**EXERCISE BRIEF:**
Examine each line of the data. Copy the line if it includes the word "JSON".

DATA PROVIDED: Begin

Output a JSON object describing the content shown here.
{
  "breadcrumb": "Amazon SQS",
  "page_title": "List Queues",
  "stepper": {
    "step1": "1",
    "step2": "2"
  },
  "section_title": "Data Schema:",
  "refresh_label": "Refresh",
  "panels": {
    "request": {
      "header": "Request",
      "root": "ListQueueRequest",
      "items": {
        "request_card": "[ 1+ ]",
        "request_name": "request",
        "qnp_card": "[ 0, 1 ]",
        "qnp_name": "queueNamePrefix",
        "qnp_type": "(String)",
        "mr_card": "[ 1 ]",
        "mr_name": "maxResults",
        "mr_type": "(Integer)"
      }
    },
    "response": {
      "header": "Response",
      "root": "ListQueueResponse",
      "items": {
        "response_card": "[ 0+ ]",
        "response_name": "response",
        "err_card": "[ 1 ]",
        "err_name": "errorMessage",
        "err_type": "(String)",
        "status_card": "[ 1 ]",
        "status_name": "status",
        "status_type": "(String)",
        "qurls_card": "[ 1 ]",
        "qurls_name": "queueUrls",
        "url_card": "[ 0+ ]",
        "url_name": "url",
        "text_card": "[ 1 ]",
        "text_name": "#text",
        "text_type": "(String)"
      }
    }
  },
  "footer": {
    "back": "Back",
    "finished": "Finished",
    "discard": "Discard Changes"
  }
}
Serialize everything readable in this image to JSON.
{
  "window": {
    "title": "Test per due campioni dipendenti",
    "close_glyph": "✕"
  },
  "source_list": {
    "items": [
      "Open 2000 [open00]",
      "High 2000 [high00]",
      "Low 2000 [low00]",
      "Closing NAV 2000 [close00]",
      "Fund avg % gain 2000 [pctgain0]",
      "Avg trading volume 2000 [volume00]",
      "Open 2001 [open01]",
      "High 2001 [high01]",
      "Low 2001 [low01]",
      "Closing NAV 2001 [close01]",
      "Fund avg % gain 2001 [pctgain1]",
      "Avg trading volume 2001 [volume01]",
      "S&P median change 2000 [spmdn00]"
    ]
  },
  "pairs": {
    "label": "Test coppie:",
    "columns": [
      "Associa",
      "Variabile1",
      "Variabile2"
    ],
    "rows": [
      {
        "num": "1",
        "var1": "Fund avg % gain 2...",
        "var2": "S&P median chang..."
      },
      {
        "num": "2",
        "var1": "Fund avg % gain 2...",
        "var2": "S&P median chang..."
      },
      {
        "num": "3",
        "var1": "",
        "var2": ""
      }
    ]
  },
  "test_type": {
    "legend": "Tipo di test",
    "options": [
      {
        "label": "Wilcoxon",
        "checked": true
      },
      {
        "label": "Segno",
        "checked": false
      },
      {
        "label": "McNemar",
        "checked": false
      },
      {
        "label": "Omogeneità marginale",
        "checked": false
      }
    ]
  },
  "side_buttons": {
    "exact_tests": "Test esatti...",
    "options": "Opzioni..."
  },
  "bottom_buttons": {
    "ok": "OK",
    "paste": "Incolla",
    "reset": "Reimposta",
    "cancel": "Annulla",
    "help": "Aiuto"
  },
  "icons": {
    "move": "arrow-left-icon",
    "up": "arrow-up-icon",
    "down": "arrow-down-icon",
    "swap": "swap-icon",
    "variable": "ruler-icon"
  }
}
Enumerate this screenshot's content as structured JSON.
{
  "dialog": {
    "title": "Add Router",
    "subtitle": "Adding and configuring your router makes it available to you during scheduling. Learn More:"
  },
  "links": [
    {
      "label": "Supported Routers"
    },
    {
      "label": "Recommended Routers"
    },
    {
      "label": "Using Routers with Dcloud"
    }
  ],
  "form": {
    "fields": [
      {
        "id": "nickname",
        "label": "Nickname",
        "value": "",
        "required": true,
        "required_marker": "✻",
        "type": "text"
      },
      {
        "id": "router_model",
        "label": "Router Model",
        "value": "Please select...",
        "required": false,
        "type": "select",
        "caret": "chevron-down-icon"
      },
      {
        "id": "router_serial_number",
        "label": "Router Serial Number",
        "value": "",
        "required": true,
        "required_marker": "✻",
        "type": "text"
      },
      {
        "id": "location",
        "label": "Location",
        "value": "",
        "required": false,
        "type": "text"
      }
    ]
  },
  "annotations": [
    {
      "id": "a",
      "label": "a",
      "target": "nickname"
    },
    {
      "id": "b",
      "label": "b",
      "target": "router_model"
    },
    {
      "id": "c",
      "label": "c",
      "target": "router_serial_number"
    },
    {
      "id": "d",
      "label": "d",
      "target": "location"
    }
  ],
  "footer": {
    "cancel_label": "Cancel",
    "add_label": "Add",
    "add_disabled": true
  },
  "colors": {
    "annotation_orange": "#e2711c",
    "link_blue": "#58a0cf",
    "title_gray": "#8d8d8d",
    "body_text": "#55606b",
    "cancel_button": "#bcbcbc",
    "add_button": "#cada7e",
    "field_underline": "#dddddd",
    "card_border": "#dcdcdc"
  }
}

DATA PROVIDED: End

**WRITTEN SOLUTION:**
Output a JSON object describing the content shown here.
Serialize everything readable in this image to JSON.
Enumerate this screenshot's content as structured JSON.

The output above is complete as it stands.